====== Stored data

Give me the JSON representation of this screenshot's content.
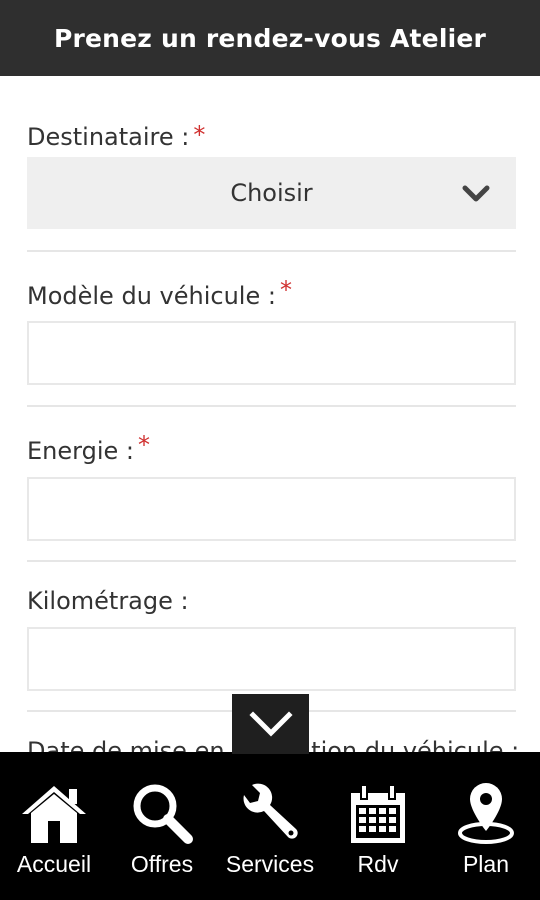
{
  "header": {
    "title": "Prenez un rendez-vous Atelier"
  },
  "form": {
    "required_marker": "*",
    "recipient": {
      "label": "Destinataire :",
      "selected_value": "Choisir"
    },
    "vehicle_model": {
      "label": "Modèle du véhicule :",
      "value": ""
    },
    "energy": {
      "label": "Energie :",
      "value": ""
    },
    "mileage": {
      "label": "Kilométrage :",
      "value": ""
    },
    "registration_date": {
      "label": "Date de mise en circulation du véhicule :"
    }
  },
  "scroll_button": {
    "icon": "chevron-down-icon"
  },
  "nav": {
    "items": [
      {
        "label": "Accueil",
        "icon": "home-icon"
      },
      {
        "label": "Offres",
        "icon": "search-icon"
      },
      {
        "label": "Services",
        "icon": "wrench-icon"
      },
      {
        "label": "Rdv",
        "icon": "calendar-icon"
      },
      {
        "label": "Plan",
        "icon": "map-pin-icon"
      }
    ]
  },
  "colors": {
    "header_bg": "#2f2f2f",
    "nav_bg": "#000000",
    "required": "#d0302f",
    "select_bg": "#efefef"
  }
}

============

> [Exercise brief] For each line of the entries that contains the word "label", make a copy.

> [Exercise output]
      "label": "Destinataire :",
      "label": "Modèle du véhicule :",
      "label": "Energie :",
      "label": "Kilométrage :",
      "label": "Date de mise en circulation du véhicule :"
        "label": "Accueil",
        "label": "Offres",
        "label": "Services",
        "label": "Rdv",
        "label": "Plan",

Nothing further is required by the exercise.